by Abel Ferrara
Padre Pio is the original and captivating interpretation of one the most controversial Italian historical character revisited by one of the most significant authors of contemporary cinema.
Debated for years by theologists and historians, the figure of world-known saint of Pietrelcina stands in the middle between religion and politics – a pop icon and a saint at the same time. As of today, the truth behind his stigmata remains a mistery.
Ferrara photographs him in at a crossroad of his biography: the 1920’s massacre at San Giovanni Rotondo, which covered in blood the small village in Gargano’s backcountry, poor and barren, not yet enlightened by the fame of the saint.

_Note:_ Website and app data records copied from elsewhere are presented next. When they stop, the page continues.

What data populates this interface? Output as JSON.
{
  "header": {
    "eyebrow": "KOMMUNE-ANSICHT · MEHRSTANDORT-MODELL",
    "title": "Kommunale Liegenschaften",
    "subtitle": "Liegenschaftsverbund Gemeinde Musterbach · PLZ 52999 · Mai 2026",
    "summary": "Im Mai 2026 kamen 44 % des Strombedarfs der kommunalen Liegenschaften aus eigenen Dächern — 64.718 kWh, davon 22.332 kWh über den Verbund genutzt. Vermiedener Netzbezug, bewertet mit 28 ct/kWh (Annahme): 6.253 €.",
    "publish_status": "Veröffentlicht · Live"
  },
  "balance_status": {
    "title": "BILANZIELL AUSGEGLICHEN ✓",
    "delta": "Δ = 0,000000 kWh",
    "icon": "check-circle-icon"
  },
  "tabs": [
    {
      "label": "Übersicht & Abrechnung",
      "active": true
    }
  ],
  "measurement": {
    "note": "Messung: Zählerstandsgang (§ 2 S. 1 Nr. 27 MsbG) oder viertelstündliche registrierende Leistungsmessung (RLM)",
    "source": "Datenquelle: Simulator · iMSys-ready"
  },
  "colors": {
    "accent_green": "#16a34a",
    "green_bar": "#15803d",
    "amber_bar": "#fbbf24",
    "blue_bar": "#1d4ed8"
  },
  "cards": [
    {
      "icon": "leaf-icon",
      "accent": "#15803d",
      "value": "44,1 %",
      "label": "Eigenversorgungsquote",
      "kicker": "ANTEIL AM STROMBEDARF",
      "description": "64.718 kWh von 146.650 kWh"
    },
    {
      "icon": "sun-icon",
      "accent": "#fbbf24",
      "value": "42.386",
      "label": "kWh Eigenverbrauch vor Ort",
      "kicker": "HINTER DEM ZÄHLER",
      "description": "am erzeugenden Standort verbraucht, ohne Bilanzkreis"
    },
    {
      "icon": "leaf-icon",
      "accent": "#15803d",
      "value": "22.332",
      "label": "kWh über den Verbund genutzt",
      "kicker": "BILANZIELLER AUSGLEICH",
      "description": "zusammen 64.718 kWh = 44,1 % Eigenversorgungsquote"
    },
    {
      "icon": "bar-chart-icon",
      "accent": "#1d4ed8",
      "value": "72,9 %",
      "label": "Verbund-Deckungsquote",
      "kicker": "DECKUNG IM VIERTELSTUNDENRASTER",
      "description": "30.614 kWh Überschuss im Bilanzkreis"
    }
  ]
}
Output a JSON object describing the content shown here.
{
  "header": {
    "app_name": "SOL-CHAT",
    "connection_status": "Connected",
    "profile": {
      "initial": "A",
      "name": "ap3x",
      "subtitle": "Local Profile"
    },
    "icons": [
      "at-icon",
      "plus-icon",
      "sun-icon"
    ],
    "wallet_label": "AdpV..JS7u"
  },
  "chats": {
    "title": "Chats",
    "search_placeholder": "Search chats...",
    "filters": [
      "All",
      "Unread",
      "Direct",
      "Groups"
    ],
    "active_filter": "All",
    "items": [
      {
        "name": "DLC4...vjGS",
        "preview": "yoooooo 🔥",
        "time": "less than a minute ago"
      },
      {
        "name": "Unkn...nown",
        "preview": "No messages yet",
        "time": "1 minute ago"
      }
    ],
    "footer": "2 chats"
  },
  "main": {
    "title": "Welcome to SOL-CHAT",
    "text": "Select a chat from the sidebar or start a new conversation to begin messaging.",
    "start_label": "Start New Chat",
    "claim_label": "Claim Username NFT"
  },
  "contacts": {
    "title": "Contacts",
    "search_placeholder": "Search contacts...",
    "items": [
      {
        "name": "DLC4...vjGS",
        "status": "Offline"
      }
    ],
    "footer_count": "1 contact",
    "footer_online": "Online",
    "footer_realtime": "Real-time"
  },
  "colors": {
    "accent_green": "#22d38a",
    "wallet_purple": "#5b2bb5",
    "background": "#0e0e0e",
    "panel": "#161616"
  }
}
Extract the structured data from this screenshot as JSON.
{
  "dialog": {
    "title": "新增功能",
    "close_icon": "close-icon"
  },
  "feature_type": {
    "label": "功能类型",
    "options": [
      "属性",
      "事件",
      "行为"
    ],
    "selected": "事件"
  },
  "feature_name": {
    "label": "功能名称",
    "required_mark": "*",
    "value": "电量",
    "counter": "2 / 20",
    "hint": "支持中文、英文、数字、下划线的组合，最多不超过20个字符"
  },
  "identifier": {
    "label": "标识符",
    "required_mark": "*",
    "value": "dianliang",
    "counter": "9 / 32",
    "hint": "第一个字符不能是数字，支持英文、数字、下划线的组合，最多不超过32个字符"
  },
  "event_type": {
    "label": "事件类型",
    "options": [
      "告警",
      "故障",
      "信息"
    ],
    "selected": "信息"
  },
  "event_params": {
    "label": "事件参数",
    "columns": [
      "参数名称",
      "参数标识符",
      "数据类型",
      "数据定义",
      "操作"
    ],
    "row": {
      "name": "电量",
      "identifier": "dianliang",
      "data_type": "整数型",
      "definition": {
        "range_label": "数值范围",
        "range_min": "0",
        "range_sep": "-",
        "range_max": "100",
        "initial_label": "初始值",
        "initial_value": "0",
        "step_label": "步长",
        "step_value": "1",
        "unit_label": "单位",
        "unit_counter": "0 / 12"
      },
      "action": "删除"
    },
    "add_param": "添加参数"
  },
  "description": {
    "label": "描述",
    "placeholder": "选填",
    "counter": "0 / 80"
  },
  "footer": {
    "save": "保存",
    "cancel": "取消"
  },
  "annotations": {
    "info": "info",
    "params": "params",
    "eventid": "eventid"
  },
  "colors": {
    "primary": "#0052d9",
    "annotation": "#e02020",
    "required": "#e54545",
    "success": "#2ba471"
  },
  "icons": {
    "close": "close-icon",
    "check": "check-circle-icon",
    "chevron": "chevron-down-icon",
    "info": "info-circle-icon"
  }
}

A firefight between revolutionary socialists and fascist squads: an apparently minor event, actually, in the frame of the great historical changes which deranged Italy in the period between the two world wars. Yet, this fact that may seem enclosed within provincial boundaries reflects exceptionally well a piece of great History : on one hand the great tragedy of fascism looming on Italy and on the other hand Padre Pio’s spiritual experience – a man struggling against evil in his own body and flesh.